“Goncalo Amaral’s comments were clearly, in their eyes, completely unjustified, and they felt compelled to take the case against the Portuguese Supreme Court’s judgment to Strasbourg. They will now examine the judgment and decide what to do.

‘The most important thing for them is to find out what happened to their daughter, and that has always been the most important thing for them.’

Madeleine was three years old when she disappeared from a holiday apartment where she lived with her parents, brother and sister in Praia da Luz, Portugal.

Kate and Gerry had eaten at a restaurant near the flat with a group of friends who periodically went back to check on the sleeping children.

But when Kate went back to the flat around 22.00 to check on the children, she found that Madeleine was missing.

Despite years of investigation – first by Portuguese police led by Amaral, and later by British detectives – no trace of the schoolgirl has ever been found.

In 2020, investigators took the extraordinary step of naming the prime suspect as Christian Brueckner – a German man currently imprisoned in his home country for rape.

Brueckner has previous convictions for child sexual abuse and drug trafficking, and in 2007 he was known to be living in a motorhome near Praia da Luz.

Police say they have phone records that place Brueckner near the apartment where Madeleine slept the night she disappeared, but currently cannot prove he took the girl.

Police released his identity in the hope of persuading anyone with information to come forward, and have said they hope to press charges this year.

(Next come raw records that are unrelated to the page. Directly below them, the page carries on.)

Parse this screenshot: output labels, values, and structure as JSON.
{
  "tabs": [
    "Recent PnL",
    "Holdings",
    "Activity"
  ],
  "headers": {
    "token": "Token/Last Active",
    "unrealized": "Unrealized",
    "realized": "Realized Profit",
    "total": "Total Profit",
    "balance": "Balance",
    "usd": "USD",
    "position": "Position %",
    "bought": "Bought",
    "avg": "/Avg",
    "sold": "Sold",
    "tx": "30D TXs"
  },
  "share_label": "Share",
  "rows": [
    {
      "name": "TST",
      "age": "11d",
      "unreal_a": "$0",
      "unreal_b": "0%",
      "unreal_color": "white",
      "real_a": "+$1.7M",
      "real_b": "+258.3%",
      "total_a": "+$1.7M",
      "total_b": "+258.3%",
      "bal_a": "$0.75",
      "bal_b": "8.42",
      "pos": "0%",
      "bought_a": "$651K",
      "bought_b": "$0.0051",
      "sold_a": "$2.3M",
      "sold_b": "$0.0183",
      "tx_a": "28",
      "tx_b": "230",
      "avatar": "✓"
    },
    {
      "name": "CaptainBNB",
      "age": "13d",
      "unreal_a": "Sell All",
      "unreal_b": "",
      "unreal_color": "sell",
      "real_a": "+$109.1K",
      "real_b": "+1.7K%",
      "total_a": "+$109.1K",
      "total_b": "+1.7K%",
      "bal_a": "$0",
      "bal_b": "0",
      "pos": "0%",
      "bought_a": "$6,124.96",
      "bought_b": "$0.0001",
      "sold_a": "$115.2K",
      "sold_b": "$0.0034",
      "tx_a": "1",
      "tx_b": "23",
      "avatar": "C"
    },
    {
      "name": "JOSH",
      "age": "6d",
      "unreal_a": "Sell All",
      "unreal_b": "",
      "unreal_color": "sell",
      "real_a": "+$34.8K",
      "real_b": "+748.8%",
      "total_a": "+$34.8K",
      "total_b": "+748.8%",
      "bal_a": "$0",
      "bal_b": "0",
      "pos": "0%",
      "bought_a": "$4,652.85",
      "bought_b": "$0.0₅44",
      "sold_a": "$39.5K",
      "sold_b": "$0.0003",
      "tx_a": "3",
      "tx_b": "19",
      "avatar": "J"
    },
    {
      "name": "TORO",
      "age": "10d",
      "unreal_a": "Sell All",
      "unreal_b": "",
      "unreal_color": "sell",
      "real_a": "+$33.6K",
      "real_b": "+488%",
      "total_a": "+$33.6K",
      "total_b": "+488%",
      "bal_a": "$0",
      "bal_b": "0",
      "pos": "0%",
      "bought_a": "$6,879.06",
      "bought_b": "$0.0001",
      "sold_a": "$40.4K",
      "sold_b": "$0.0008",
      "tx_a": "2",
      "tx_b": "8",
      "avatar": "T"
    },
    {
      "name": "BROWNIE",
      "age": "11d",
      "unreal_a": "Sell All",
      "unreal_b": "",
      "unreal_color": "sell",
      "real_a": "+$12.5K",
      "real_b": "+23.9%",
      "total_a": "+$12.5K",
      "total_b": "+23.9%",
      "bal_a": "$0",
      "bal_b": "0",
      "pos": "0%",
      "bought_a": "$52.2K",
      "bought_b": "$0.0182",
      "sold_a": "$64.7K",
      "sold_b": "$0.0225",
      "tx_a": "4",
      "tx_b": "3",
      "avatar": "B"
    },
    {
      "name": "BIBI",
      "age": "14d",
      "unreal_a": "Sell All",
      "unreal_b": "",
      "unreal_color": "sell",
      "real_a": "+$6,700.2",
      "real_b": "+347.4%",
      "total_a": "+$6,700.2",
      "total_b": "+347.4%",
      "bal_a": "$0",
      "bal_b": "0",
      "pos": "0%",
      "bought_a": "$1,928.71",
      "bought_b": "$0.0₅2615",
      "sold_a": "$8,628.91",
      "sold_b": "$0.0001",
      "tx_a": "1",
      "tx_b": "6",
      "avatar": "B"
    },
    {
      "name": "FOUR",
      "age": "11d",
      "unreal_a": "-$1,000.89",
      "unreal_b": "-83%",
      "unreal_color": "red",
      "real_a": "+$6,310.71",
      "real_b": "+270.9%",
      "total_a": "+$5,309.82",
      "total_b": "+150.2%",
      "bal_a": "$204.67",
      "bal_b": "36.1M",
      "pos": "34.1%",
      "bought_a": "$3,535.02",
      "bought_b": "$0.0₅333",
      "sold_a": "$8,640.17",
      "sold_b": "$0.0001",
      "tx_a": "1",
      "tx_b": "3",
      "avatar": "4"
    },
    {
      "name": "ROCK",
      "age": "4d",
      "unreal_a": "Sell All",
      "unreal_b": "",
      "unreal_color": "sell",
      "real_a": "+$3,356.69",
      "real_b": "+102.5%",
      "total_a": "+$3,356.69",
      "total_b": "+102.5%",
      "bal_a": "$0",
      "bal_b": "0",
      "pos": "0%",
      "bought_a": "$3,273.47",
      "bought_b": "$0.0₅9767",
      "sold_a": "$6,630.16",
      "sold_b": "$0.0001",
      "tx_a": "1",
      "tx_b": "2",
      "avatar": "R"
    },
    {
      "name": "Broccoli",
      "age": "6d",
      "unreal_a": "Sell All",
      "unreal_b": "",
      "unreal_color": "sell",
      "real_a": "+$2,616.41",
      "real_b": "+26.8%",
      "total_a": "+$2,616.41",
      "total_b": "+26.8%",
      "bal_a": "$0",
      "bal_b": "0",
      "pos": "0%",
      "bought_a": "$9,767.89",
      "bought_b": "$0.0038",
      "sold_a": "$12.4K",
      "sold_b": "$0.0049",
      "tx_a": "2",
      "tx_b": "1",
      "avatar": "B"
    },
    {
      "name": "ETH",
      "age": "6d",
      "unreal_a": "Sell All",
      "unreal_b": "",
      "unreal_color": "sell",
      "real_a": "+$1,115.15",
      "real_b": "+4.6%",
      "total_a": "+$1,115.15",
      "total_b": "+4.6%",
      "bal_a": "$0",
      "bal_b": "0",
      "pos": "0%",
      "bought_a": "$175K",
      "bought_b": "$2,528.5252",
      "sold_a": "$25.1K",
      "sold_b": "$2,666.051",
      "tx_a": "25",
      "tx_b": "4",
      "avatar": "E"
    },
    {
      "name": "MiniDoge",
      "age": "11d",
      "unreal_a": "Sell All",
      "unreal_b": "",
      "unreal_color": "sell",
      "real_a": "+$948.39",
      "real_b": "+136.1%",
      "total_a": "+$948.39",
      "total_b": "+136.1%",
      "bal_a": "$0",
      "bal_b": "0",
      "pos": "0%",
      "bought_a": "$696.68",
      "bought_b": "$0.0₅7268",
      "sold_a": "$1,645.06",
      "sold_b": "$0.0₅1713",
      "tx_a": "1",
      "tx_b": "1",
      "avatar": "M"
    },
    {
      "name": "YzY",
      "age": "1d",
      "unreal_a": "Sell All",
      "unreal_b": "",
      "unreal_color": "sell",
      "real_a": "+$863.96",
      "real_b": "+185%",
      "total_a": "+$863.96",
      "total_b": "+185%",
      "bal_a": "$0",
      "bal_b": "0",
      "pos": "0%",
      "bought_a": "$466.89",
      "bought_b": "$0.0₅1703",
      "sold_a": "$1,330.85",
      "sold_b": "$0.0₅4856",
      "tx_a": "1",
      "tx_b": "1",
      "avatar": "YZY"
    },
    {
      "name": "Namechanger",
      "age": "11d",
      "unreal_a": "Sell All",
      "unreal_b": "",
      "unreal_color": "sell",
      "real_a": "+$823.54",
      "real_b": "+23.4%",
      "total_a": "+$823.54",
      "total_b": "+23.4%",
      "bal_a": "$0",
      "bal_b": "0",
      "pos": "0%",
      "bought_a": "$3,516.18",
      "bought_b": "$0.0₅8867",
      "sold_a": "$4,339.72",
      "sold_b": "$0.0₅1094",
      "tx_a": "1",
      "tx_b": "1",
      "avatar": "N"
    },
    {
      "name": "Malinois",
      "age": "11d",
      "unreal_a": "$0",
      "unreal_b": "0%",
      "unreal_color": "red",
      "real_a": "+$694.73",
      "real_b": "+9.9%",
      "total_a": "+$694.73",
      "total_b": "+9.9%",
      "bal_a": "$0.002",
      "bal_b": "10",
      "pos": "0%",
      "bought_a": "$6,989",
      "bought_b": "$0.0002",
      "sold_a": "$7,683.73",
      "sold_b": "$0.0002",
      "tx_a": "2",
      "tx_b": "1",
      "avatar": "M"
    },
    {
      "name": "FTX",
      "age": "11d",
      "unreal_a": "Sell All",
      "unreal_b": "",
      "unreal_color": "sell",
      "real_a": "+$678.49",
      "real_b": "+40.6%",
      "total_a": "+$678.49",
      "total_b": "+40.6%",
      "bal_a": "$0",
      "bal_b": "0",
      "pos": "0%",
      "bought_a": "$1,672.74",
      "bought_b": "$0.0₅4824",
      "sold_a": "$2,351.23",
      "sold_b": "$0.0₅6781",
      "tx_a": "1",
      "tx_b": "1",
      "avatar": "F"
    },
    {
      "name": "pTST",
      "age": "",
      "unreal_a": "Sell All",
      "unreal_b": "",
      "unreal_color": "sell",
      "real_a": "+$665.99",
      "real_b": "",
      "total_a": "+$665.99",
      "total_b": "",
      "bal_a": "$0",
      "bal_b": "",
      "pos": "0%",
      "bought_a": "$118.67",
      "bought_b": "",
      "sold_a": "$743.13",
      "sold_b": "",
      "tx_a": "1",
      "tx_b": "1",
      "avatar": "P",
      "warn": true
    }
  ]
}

Brueckner’s lawyers have stressed that he has not been formally charged and he reportedly wrote a letter to German prosecutors from his prison cell telling them to ‘shut up or shut up’.